Jewish opposition to the church at Smyrna is the focus of v. 9 where Jesus refers to those “who say that they are Jews and are not, but are a synagogue of Satan.” Clearly, in one sense, these people are Jews, the physical descendants of Abraham, Isaac, and Jacob, who met regularly in the synagogue to worship. Yet, in another sense, i.e., inwardly and spiritually, they are not Jews, having rejected Jesus and now persecuted and slandered his people. Indeed, their gatherings at synagogue are energized by Satan himself. (Yes, this is a harsh word, but it comes from Jesus and must be fully reckoned with.)
But if they are false Jews, who, then, are the true Jews? If they are a synagogue of Satan, who, then, constitute the synagogue of God? John does not provide an explicit answer, but the implication seems clear. George Ladd explains:

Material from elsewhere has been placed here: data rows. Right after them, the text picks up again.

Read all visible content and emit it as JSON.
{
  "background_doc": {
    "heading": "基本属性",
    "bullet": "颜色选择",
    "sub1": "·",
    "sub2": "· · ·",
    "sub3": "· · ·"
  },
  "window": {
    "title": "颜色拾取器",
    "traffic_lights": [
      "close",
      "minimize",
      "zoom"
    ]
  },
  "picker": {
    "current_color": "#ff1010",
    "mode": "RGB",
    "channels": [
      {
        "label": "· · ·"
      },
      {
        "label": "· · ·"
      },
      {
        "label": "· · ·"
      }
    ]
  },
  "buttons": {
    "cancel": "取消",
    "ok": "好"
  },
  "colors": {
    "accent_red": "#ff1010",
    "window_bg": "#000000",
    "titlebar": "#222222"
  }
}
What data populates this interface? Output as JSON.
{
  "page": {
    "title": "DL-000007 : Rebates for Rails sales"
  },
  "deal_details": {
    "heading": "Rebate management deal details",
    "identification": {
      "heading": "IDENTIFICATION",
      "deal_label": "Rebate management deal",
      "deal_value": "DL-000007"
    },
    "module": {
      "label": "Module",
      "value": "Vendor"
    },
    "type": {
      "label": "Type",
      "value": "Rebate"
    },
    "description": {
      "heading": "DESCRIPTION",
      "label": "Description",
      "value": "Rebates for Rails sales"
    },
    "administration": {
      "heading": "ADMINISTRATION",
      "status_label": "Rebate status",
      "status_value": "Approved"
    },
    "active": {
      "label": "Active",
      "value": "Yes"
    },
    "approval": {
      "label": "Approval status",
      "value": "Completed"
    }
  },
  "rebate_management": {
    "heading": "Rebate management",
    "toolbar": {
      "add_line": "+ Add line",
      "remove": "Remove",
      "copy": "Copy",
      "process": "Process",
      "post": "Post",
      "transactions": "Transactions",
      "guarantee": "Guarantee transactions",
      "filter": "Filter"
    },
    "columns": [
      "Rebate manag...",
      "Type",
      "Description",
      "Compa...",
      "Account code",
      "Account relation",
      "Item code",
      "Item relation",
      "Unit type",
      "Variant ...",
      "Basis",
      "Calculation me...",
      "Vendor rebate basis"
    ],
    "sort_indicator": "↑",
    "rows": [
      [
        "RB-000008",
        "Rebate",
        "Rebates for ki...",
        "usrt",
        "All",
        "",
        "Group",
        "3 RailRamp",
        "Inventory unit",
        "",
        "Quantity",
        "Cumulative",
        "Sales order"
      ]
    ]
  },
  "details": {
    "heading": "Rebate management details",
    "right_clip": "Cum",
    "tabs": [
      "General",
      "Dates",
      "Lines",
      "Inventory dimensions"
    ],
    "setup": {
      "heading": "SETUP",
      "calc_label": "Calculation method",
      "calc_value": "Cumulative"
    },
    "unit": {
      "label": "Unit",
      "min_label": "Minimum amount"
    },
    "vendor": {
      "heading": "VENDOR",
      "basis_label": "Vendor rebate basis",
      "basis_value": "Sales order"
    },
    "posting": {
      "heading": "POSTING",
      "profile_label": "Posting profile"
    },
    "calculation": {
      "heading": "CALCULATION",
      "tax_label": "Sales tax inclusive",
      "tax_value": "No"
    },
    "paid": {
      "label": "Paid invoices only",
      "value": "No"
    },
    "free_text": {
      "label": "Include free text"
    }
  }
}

“true Jews are the people of the Messiah. Paul says the same thing very clearly: ‘For he is not a real Jew who is one outwardly, nor is true circumcision something external and physical. He is a Jew who is one inwardly, and real circumcision is a matter of the heart, spiritual and not literal’ (Rom. 2:28-29). That this ‘Judaism of the heart’ is not to be limited to believing Jews but includes believing gentiles is clear from Paul’s words to the Philippians: ‘For we are the true circumcision, who worship God in spirit, and glory in Christ Jesus’ (Phil. 3:3). We must conclude, then, that John makes a real distinction between literal Israel – the Jews – and spiritual Israel – the church” (43-44).
What is of paramount importance, however, is that we see the relationship between suffering and sanctity. No one put it better or more to the point than Peter in his first epistle: “In this you rejoice, though now for a little while, if necessary, you have been grieved by various trials, so that the tested genuineness of your faith – more precious than gold that perishes though it is tested by fire – may be found to result in praise and glory and honor at the revelation of Jesus Christ” (1 Peter 1:6-7).
This undoubtedly was true of the church at Smyrna. Trials are grievous, says Peter. Let no one pretend they are anything less than painful and distressing. But there is always a divine design in our suffering that, when seen and embraced, energizes the heart to persevere. Observe Peter’s “so that” in v. 7a above. Praise be to God: there is always a “so that” in our suffering, always a higher spiritual end in view for the sake of which God orchestrates our troubles and trials.
Could this possibly be why the church in Smyrna escaped rebuke and was spared the threat of divine discipline addressed to the Ephesians? Had the “genuineness” of their “faith” been proven in (indeed, because of) the fire of affliction? Had the spurious and surface dimensions of their trust in God been burned away, leaving their faith as pure as gold (at least, as pure as faith can be this side of heaven)? Yes, I believe so.
Suffering isn’t designed by God to destroy our faith but to intensify it. That will never happen, however, if we fail to look beyond the pain to the purpose of our loving heavenly Father. His design is to knock out from underneath us every false prop that we might rely wholly on him. His aim is to create in us such desperation that we have nowhere else to look but to his promises and abiding presence.
There is, then, an alternative to cratering under the weight of distress. We need not yield either to bitterness, because things haven’t gone our way, or to doubt, because we can’t figure out God’s ways, or to anger, because we feel abandoned. Rather, we can by his grace strive to see the “so that” in his mysterious and providential mercies. And even when we can’t see it, trust him anyway!